§ WHAT THE EXERCISE ASKS: Make an exact copy of the records, omitting all images.

§ MATERIAL TO PROCESS:

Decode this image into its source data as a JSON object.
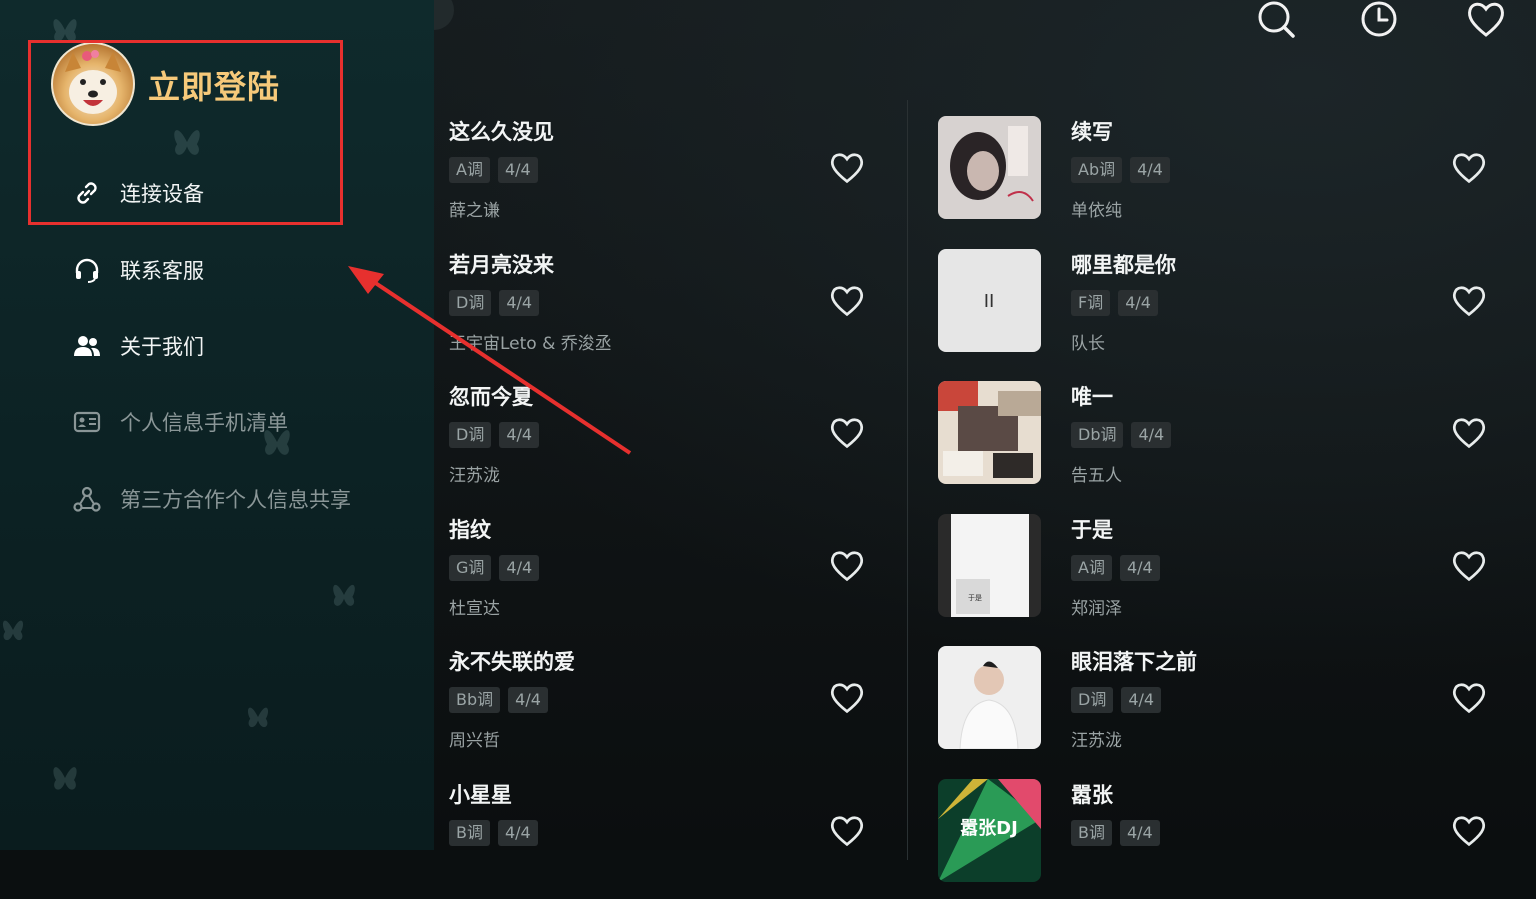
{
  "drawer": {
    "login_label": "立即登陆",
    "menu": [
      {
        "label": "连接设备",
        "icon": "link-icon",
        "dim": false
      },
      {
        "label": "联系客服",
        "icon": "headset-icon",
        "dim": false
      },
      {
        "label": "关于我们",
        "icon": "users-icon",
        "dim": false
      },
      {
        "label": "个人信息手机清单",
        "icon": "id-card-icon",
        "dim": true
      },
      {
        "label": "第三方合作个人信息共享",
        "icon": "share-icon",
        "dim": true
      }
    ]
  },
  "toolbar": {
    "icons": [
      "search-icon",
      "history-icon",
      "heart-icon"
    ]
  },
  "songs_left": [
    {
      "title": "这么久没见",
      "key": "A调",
      "meter": "4/4",
      "artist": "薛之谦"
    },
    {
      "title": "若月亮没来",
      "key": "D调",
      "meter": "4/4",
      "artist": "王宇宙Leto & 乔浚丞"
    },
    {
      "title": "忽而今夏",
      "key": "D调",
      "meter": "4/4",
      "artist": "汪苏泷"
    },
    {
      "title": "指纹",
      "key": "G调",
      "meter": "4/4",
      "artist": "杜宣达"
    },
    {
      "title": "永不失联的爱",
      "key": "Bb调",
      "meter": "4/4",
      "artist": "周兴哲"
    },
    {
      "title": "小星星",
      "key": "B调",
      "meter": "4/4",
      "artist": ""
    }
  ],
  "songs_right": [
    {
      "title": "续写",
      "key": "Ab调",
      "meter": "4/4",
      "artist": "单依纯",
      "cover": "dark-portrait",
      "cover_text": ""
    },
    {
      "title": "哪里都是你",
      "key": "F调",
      "meter": "4/4",
      "artist": "队长",
      "cover": "grey",
      "cover_text": "II"
    },
    {
      "title": "唯一",
      "key": "Db调",
      "meter": "4/4",
      "artist": "告五人",
      "cover": "collage",
      "cover_text": ""
    },
    {
      "title": "于是",
      "key": "A调",
      "meter": "4/4",
      "artist": "郑润泽",
      "cover": "white-card",
      "cover_text": "于是"
    },
    {
      "title": "眼泪落下之前",
      "key": "D调",
      "meter": "4/4",
      "artist": "汪苏泷",
      "cover": "white-suit",
      "cover_text": ""
    },
    {
      "title": "嚣张",
      "key": "B调",
      "meter": "4/4",
      "artist": "",
      "cover": "green-dj",
      "cover_text": "嚣张DJ"
    }
  ],
  "colors": {
    "accent": "#f6c97a",
    "highlight_box": "#e7302e",
    "background": "#0b0f10",
    "drawer": "#0f2a2c"
  }
}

§ ANSWER TO THIS TASK:
Decode this image into its source data as a JSON object.
{
  "drawer": {
    "login_label": "立即登陆",
    "menu": [
      {
        "label": "连接设备",
        "icon": "link-icon",
        "dim": false
      },
      {
        "label": "联系客服",
        "icon": "headset-icon",
        "dim": false
      },
      {
        "label": "关于我们",
        "icon": "users-icon",
        "dim": false
      },
      {
        "label": "个人信息手机清单",
        "icon": "id-card-icon",
        "dim": true
      },
      {
        "label": "第三方合作个人信息共享",
        "icon": "share-icon",
        "dim": true
      }
    ]
  },
  "toolbar": {
    "icons": [
      "search-icon",
      "history-icon",
      "heart-icon"
    ]
  },
  "songs_left": [
    {
      "title": "这么久没见",
      "key": "A调",
      "meter": "4/4",
      "artist": "薛之谦"
    },
    {
      "title": "若月亮没来",
      "key": "D调",
      "meter": "4/4",
      "artist": "王宇宙Leto & 乔浚丞"
    },
    {
      "title": "忽而今夏",
      "key": "D调",
      "meter": "4/4",
      "artist": "汪苏泷"
    },
    {
      "title": "指纹",
      "key": "G调",
      "meter": "4/4",
      "artist": "杜宣达"
    },
    {
      "title": "永不失联的爱",
      "key": "Bb调",
      "meter": "4/4",
      "artist": "周兴哲"
    },
    {
      "title": "小星星",
      "key": "B调",
      "meter": "4/4",
      "artist": ""
    }
  ],
  "songs_right": [
    {
      "title": "续写",
      "key": "Ab调",
      "meter": "4/4",
      "artist": "单依纯",
      "cover": "dark-portrait",
      "cover_text": ""
    },
    {
      "title": "哪里都是你",
      "key": "F调",
      "meter": "4/4",
      "artist": "队长",
      "cover": "grey",
      "cover_text": "II"
    },
    {
      "title": "唯一",
      "key": "Db调",
      "meter": "4/4",
      "artist": "告五人",
      "cover": "collage",
      "cover_text": ""
    },
    {
      "title": "于是",
      "key": "A调",
      "meter": "4/4",
      "artist": "郑润泽",
      "cover": "white-card",
      "cover_text": "于是"
    },
    {
      "title": "眼泪落下之前",
      "key": "D调",
      "meter": "4/4",
      "artist": "汪苏泷",
      "cover": "white-suit",
      "cover_text": ""
    },
    {
      "title": "嚣张",
      "key": "B调",
      "meter": "4/4",
      "artist": "",
      "cover": "green-dj",
      "cover_text": "嚣张DJ"
    }
  ],
  "colors": {
    "accent": "#f6c97a",
    "highlight_box": "#e7302e",
    "background": "#0b0f10",
    "drawer": "#0f2a2c"
  }
}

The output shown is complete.